Pakistan ponder their fall

February 7, 2016

Waqar Younis and others in the national team management should be held accountable for a series of below-par performances

Pakistan ponder their fall

Head coach Waqar Younis said after the end of the One-day International series against New Zealand that Pakistan could have been the winners 2-0 instead of the other way around. Some truth in that as the Black Caps were 99-6 in the first ODI and then faced an uphill task to reach Pakistan’s 291 in the third when rain shortened the target (though overs reduce too but a smaller target allows for wickets to fall without the same level of pressure). However, what is more pertinent to ask from him is then why didn’t we win the series 2-0? Where was the finishing?

In fact Pakistan has been struggling with this aspect since the series against England in UAE. Then too they could have easily won 2-1 instead of losing 0-3. Two games were lost from winning positions then as well.

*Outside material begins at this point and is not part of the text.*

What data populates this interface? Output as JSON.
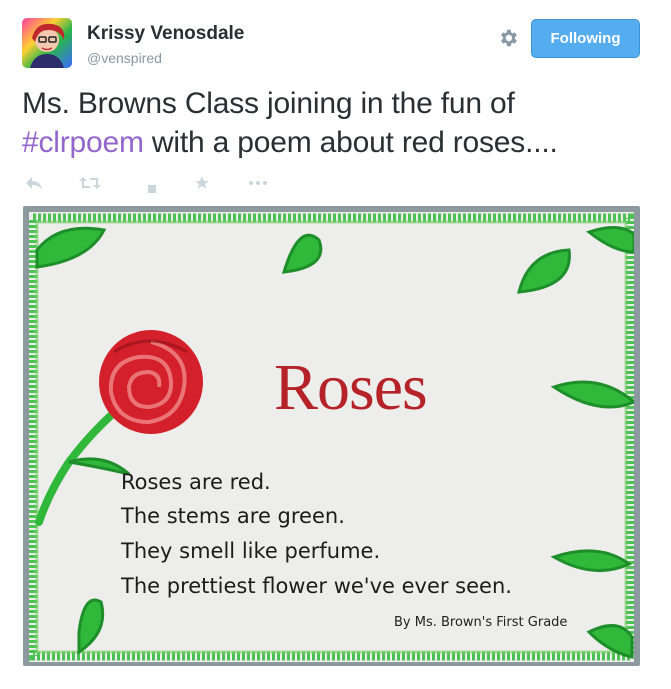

This is where Waqar has to step up and take responsibility. There appears a mental weakness under pressure or lack of a clear plan to finish the game, or both. Yes it is the captain who loses the game on the field and Azhar Ali has been admitting to not being able to rein in things near the end of the innings whether when bowling or batting. But when this occurs frequently it is the coach who needs to sit with the captain and with his experience guide him through this inability.

Considering Waqar has played under Imran Khan, Javed Miandad, Salim Malik and Wasim Akram -- all shrewd readers of the game -- and having himself skippered the Pakistan side for two years where he managed a couple of close wins, he should be able to chaperon Azhar on the planning table or counsel in post-match discussion.

And he has with him perceptive cricketers Mushtaq Ahmed who has played under the same captains as Waqar and Grant Flower whose brother Andy was one of the finest captains on the international scene and coached England astutely in fact turned around the team think.

Whatever, the damage has been done. Pakistan have slipped to No.7 in T20I rankings after losing the series 2-1 whereas they were sitting pretty at No.2 before they played England late last year. And in ODIs they continue to wobble at No.8, where they are 10 rating points below Bangladesh and 1 point above West Indies.

For over two years now I’ve been saying that we are constantly belittling the one batsman who can be our best opener. And that is Sarfraz Ahmed. Too many chances have been given lately to Ahmed Shahzad who has failed miserably. Sarfraz has excelled almost every time he has opened and even when sent at No.6 he has scored runs where his specialist colleagues have fallen cheaply. Simply can’t understand when Waqar, Azhar and Afridi will get over their bias.

Sarfraz hasn’t helped his case by batting lower down when he has captained domestically. But again that could be because he wants to give his specialist openers a chance and they don’t fail him as much as the international openers have done their coach.

It is sad to see Sohaib Maqsood’s decline. His is a talent lost it seems. Even when he does get to 25 runs or more he struggles and falls not soon after. It has always been arduous progress.

But I don’t quite understand what the criticism is of Rizwan. He should be a permanent fixture in both T20 and ODI games and yet he was dropped in the opening T20s and it has to be seen that he was run out twice on this tour. It should not be forgotten that just last year in Sri Lanka he was leading spearheading Pakistan’s counter attack in the middle order. On top of that he has been a fantastic fielder wherever.

Likewise the axing of Imad Wasim for the final ODI was downright ridiculous. He has been one of Pakistan’s finest finds of this decade alongside Yasir Shah. Even when he returned from injury he immediately stepped in with a sound performance. Dropping him for the third ODI must have dented his confidence no less. He is a vital cog in the team strategy and we have to nurture him. Instead we foolishly went for four of the same in the final ODI; it seems we at times create needless world records (such as this being the first time that four left arm pacemen played for the same side in an ODI).

This resulted in a monotonous line and length and the Kiwi batsmen made the best of the lack of variety. What also hurt is watching four Pakistani fast bowlers struggling to bowl the yorker, something this nation’s spearheads have been renowned for. Waqar again has to be questioned here. He was the king of the toe crushers and as coach he should have by now honed just about every fast bowler under his stewardship.

Instead what we saw was a string of short balls couple with a bouncer here and there. These were home pitches to the New Zealand batsmen and they are used to this pace, in both domestic tournaments and against international teams. Not only are these ineffective tactics against such batsmen but it also took away the most effective weapon bowlers have in stemming the tide.

We are a few weeks away from the World Twenty20. That is in India where the pitches are hard and even more batsmen friendly. Its only yorkers that do the trick there. Once again before a world tournament we are lost as to what is our final XI. In fact what is our first squad. Before the tour began Haroon Rasheed had said that at most there would be one, max two changes, for the World Twenty20.

Pakistan may just go for that choice; and this may be their best squad. But clearly the team management have not just confused themselves, they’ve confused the players.

Pakistan ponder their fall